Our first dessert in our Dulce de Leche recipe list is the Millefeuille or Napoleon (it has nothing to do with France's 19th-century emperor, but more with some connections with the city of Naples in Italy). A classic of the French pastry that is very popular in different countries. Although it is a classic, it has a lot of variation, so don't worry about trying your own, but remember to always put some Dulce de Leche on it.
440 ml of Annabella Dulce de Leche
200 g of walnuts, toasted and finely chopped
For the Pastry Cream
For the pastry cream
Put the eggs and sugar into a bowl then, sift in the flour and cornflour and mix to a smooth paste.
Cut the vanilla pod and put it in a pan with the milk. Bring it to a boil.
Gradually pour the hot milk onto the egg mix, whisking to combine. Remove the vanilla pod.
Return the mixture to the pan and cook over moderate heat, whisking continuously, until it thickens and comes to a boil. Reduce the heat and continue whisking for one more minute.
Pour into a bowl and cover with cling film. Leave to cool.
For the millefeuille or Napoleon
Preheat the oven to 180 °C/356 °F.
Cut the pastry (into circles or in squares) using a cutter.
Place the pastry on non-stick baking trays.
Bake for 20-25 minutes, until golden brown and crisp, checking that the base is also colored. Leave to cool.
Mix the Annabella Dulce de Leche with the brandy in a bowl.
Whisk the pastry cream and then gently stir in 2 tablespoons of the Annabella Dulce de Leche.
Take a large knife and cut each disc horizontally in half to make 2 thinner discs.
Assemble the cake on a cake board or plate.
Take the first layer of pastry and spread it with a layer of pastry cream.
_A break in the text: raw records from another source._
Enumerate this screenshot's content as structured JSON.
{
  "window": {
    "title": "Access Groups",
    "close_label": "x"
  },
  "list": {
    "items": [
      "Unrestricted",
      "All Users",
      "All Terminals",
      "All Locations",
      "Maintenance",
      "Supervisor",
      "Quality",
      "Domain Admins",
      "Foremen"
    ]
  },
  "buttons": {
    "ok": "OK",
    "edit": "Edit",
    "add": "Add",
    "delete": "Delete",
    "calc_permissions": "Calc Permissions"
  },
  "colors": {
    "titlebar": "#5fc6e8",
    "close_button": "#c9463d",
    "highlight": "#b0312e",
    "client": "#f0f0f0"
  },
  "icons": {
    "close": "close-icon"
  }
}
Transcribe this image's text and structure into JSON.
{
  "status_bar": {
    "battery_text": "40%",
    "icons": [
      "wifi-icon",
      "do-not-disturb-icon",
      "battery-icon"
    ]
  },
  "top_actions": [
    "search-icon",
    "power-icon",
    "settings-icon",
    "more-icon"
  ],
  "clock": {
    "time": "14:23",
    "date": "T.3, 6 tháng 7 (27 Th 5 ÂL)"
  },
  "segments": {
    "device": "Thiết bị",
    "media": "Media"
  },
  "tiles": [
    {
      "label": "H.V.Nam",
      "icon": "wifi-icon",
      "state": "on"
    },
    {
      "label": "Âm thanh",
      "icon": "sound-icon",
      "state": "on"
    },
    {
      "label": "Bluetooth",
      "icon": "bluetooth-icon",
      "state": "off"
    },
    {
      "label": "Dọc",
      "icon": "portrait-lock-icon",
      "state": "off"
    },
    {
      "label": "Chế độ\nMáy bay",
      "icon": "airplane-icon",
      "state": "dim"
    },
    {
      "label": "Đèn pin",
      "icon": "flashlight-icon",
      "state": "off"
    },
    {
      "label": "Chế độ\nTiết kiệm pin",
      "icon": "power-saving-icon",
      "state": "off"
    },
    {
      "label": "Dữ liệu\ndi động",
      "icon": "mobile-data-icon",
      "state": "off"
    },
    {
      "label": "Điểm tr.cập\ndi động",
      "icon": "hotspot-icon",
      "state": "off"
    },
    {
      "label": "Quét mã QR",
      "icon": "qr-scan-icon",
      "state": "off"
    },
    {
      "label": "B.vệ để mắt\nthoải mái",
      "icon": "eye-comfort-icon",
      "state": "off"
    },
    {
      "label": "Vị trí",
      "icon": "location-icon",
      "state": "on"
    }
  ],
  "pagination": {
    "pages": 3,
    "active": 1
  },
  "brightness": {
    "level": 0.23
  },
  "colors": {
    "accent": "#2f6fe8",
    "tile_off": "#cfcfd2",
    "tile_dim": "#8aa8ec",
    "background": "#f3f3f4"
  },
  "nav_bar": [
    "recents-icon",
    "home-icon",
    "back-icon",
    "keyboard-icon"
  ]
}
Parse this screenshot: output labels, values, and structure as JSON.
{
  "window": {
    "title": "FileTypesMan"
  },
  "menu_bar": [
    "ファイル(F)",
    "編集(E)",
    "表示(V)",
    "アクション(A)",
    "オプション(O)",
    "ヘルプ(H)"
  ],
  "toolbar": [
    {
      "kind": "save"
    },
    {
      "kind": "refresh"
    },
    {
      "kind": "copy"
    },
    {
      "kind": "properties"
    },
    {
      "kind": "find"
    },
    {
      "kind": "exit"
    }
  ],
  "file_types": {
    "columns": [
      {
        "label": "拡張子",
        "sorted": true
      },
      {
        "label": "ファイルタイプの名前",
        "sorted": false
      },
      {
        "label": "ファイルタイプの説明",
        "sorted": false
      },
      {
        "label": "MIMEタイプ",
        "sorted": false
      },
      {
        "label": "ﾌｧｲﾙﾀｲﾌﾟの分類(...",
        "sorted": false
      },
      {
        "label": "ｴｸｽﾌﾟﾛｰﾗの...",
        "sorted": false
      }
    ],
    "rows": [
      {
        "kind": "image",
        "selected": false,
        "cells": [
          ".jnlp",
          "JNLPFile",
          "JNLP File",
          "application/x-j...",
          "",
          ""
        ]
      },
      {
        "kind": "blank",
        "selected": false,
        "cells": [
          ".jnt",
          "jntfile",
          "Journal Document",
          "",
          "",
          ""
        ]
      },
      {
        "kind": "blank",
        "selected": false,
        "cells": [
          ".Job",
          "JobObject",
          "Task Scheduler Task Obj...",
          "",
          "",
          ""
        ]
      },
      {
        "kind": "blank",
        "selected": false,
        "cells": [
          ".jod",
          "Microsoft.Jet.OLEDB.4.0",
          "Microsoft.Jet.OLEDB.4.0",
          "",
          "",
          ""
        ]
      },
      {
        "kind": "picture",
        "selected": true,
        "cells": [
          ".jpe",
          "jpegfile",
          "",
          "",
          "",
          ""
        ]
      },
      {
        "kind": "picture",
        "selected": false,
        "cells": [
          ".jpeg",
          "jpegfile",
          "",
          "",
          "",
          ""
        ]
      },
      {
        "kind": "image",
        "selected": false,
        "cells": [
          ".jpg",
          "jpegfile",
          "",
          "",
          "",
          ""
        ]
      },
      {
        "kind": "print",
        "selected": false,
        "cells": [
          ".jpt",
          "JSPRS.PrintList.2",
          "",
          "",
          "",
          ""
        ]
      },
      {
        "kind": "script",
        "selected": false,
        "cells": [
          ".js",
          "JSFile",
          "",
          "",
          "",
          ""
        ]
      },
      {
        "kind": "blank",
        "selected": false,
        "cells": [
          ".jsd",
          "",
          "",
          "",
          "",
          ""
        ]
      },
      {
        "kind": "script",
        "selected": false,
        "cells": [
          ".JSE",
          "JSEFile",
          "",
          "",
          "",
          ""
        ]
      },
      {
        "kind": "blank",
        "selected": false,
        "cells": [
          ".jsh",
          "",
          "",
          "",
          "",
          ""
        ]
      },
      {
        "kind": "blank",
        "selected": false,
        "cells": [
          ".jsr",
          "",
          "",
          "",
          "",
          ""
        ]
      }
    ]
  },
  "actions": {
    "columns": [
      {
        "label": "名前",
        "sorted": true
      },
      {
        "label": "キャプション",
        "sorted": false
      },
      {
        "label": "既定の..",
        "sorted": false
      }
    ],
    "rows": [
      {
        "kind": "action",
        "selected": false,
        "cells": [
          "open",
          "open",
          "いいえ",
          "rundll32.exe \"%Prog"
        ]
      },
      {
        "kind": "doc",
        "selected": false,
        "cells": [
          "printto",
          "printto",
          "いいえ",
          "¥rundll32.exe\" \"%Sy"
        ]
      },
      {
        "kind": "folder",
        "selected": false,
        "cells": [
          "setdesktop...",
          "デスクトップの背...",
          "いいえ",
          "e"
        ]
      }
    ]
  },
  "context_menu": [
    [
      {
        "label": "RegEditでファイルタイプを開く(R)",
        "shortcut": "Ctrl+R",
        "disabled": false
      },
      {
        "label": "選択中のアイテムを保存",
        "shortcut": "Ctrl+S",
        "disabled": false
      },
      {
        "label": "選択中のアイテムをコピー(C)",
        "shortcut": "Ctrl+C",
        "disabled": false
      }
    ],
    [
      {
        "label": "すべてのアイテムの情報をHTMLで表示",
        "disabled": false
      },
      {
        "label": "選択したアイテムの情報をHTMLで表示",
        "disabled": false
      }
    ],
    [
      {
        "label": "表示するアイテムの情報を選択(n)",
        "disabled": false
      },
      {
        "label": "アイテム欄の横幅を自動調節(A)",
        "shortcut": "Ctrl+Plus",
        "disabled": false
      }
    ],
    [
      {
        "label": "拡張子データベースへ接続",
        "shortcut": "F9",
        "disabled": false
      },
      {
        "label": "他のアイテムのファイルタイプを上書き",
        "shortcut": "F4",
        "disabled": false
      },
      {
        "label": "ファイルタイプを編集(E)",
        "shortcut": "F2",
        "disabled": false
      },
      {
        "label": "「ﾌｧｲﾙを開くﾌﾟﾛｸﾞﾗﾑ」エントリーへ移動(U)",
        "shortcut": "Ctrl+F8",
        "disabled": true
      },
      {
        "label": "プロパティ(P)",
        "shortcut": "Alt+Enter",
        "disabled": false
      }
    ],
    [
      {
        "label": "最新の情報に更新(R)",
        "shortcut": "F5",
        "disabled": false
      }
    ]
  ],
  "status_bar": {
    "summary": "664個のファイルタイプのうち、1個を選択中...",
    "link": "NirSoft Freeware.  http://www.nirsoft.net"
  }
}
Place the next layer of pastry on top, spread with Annabella Dulce de Leche, and sprinkle with some chopped walnuts. Repeat this process.
Frequently Asked Questions
If not serving right away, rice pudding should be refrigerated, in an airtight container, for up to 4 days.
Yes. To reheat leftover dulce de leche rice pudding, transfer it to a heavy bottom pot and reheat gently, adding a few tablespoons of milk to bring it back to a creamy consistency.
Rice pudding freezes surprisingly well, despite the fact that it contains lots of dairy. Make sure it is stored in a freezer-safe, airtight container to avoid freezer burn. It will keep for up to 3 months.
I have not tested this recipe without dairy. I know there are recipes for dairy-free sweet condensed milk and dairy-free dulce de leche out there, so you could certainly try it!